__What you will do__: Give the number of lines below with "value" in them, leaving out anything else.

__________

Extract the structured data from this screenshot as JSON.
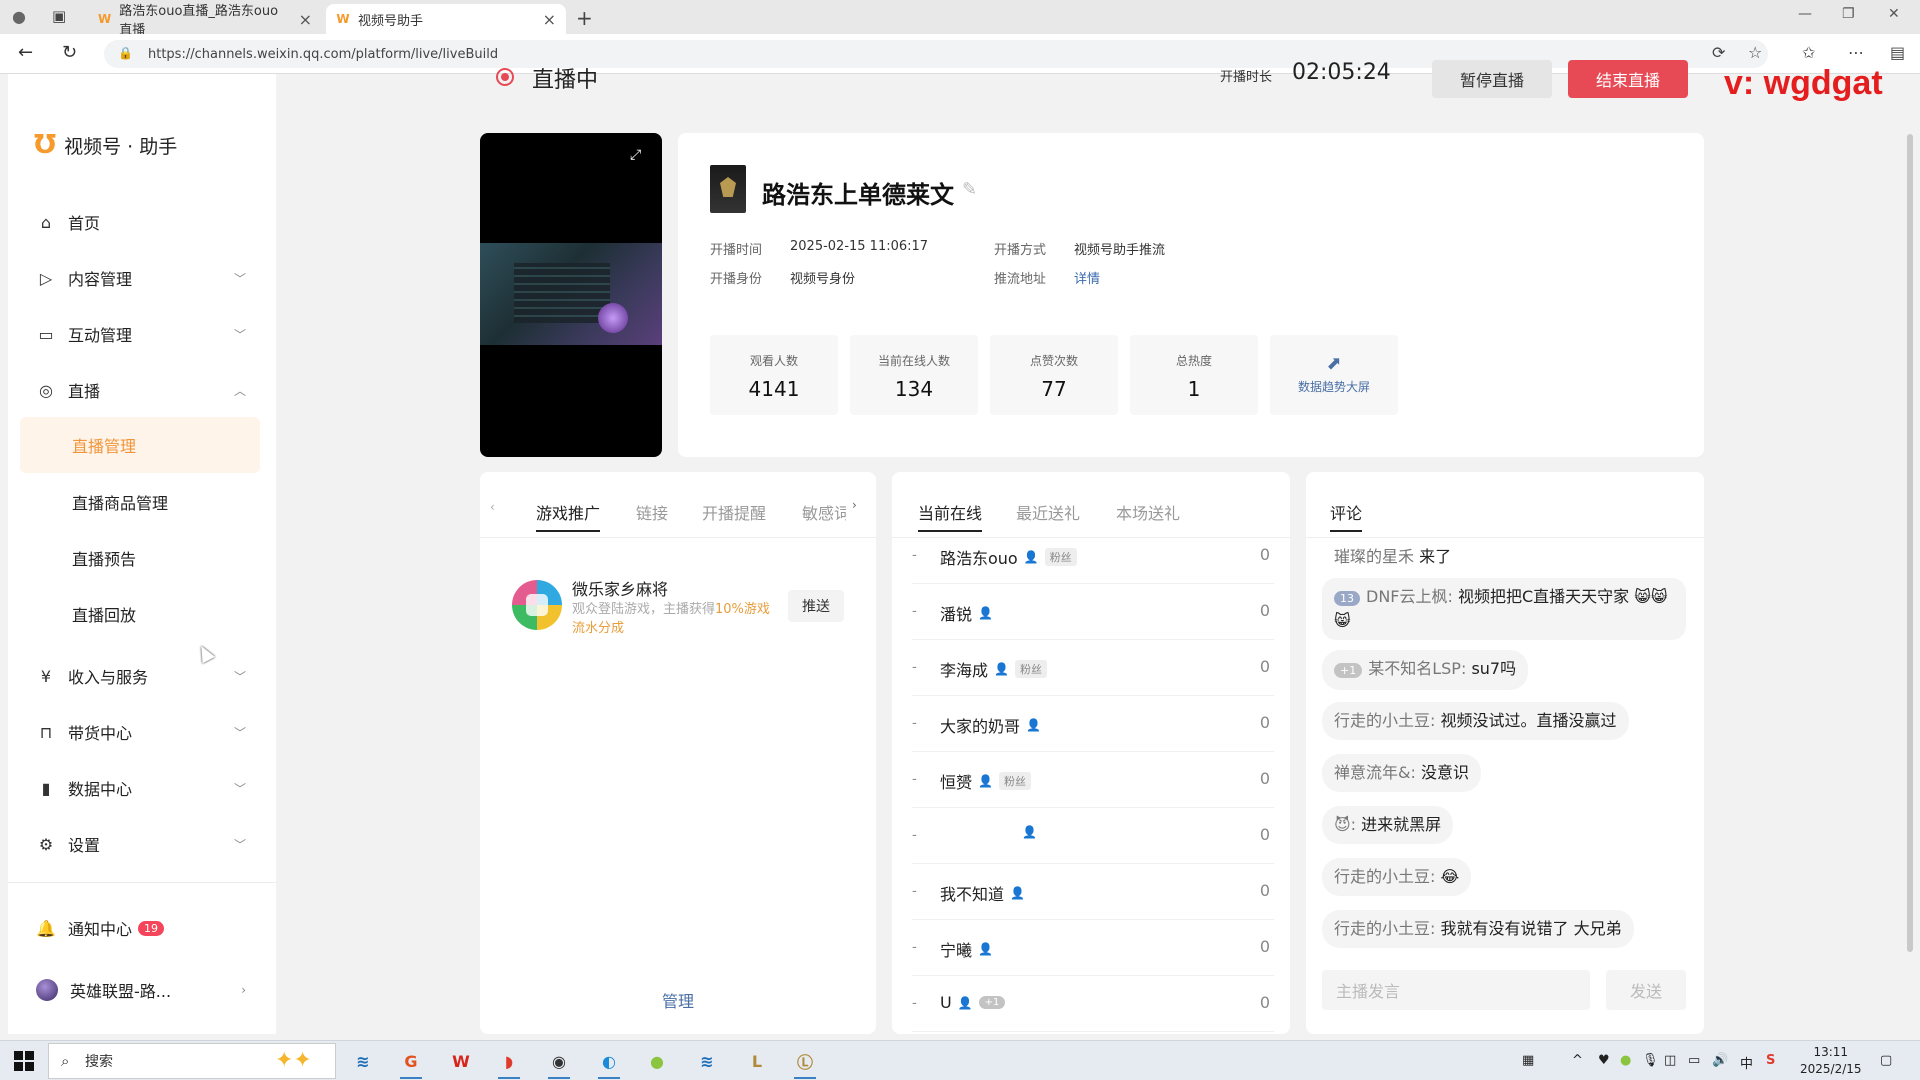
{
  "browser": {
    "tabs": [
      {
        "label": "路浩东ouo直播_路浩东ouo直播_"
      },
      {
        "label": "视频号助手"
      }
    ],
    "url": "https://channels.weixin.qq.com/platform/live/liveBuild"
  },
  "sidebar": {
    "logo_text": "视频号 · 助手",
    "items": [
      {
        "label": "首页",
        "icon": "home-icon"
      },
      {
        "label": "内容管理",
        "icon": "content-icon"
      },
      {
        "label": "互动管理",
        "icon": "comment-icon"
      },
      {
        "label": "直播",
        "icon": "live-icon"
      }
    ],
    "live_sub": [
      "直播管理",
      "直播商品管理",
      "直播预告",
      "直播回放"
    ],
    "items_after": [
      {
        "label": "收入与服务",
        "icon": "yen-icon"
      },
      {
        "label": "带货中心",
        "icon": "bag-icon"
      },
      {
        "label": "数据中心",
        "icon": "chart-icon"
      },
      {
        "label": "设置",
        "icon": "gear-icon"
      }
    ],
    "notify_label": "通知中心",
    "notify_count": "19",
    "account_label": "英雄联盟-路..."
  },
  "live": {
    "status": "直播中",
    "duration_label": "开播时长",
    "duration": "02:05:24",
    "pause_label": "暂停直播",
    "end_label": "结束直播"
  },
  "watermark": "v: wgdgat",
  "anchor": {
    "name": "路浩东上单德莱文",
    "start_time_label": "开播时间",
    "start_time": "2025-02-15 11:06:17",
    "identity_label": "开播身份",
    "identity": "视频号身份",
    "method_label": "开播方式",
    "method": "视频号助手推流",
    "push_label": "推流地址",
    "push_link": "详情"
  },
  "stats": [
    {
      "label": "观看人数",
      "value": "4141"
    },
    {
      "label": "当前在线人数",
      "value": "134"
    },
    {
      "label": "点赞次数",
      "value": "77"
    },
    {
      "label": "总热度",
      "value": "1"
    }
  ],
  "trend_label": "数据趋势大屏",
  "promo": {
    "tabs": [
      "游戏推广",
      "链接",
      "开播提醒",
      "敏感词"
    ],
    "game_name": "微乐家乡麻将",
    "desc_prefix": "观众登陆游戏，主播获得",
    "desc_highlight": "10%游戏流水分成",
    "push_label": "推送",
    "manage_label": "管理"
  },
  "viewers": {
    "tabs": [
      "当前在线",
      "最近送礼",
      "本场送礼"
    ],
    "list": [
      {
        "name": "路浩东ouo",
        "fan": "粉丝",
        "count": "0"
      },
      {
        "name": "潘锐",
        "fan": "",
        "count": "0"
      },
      {
        "name": "李海成",
        "fan": "粉丝",
        "count": "0"
      },
      {
        "name": "大家的奶哥",
        "fan": "",
        "count": "0"
      },
      {
        "name": "恒赟",
        "fan": "粉丝",
        "count": "0"
      },
      {
        "name": "",
        "fan": "",
        "count": "0"
      },
      {
        "name": "我不知道",
        "fan": "",
        "count": "0"
      },
      {
        "name": "宁曦",
        "fan": "",
        "count": "0"
      },
      {
        "name": "U",
        "fan": "",
        "level": "+1",
        "count": "0"
      }
    ]
  },
  "comments": {
    "tab": "评论",
    "list": [
      {
        "who": "璀璨的星禾",
        "text": "来了"
      },
      {
        "level": "13",
        "who": "DNF云上枫:",
        "text": "视频把把C直播天天守家 😸😸😸"
      },
      {
        "level": "+1",
        "who": "某不知名LSP:",
        "text": "su7吗"
      },
      {
        "who": "行走的小土豆:",
        "text": "视频没试过。直播没赢过"
      },
      {
        "who": "禅意流年&:",
        "text": "没意识"
      },
      {
        "who": "😈:",
        "text": "进来就黑屏"
      },
      {
        "who": "行走的小土豆:",
        "text": "😂"
      },
      {
        "who": "行走的小土豆:",
        "text": "我就有没有说错了 大兄弟"
      }
    ],
    "input_placeholder": "主播发言",
    "send_label": "发送"
  },
  "taskbar": {
    "search_label": "搜索",
    "time": "13:11",
    "date": "2025/2/15",
    "ime": "中"
  }
}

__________

__Solution to the problem__: 4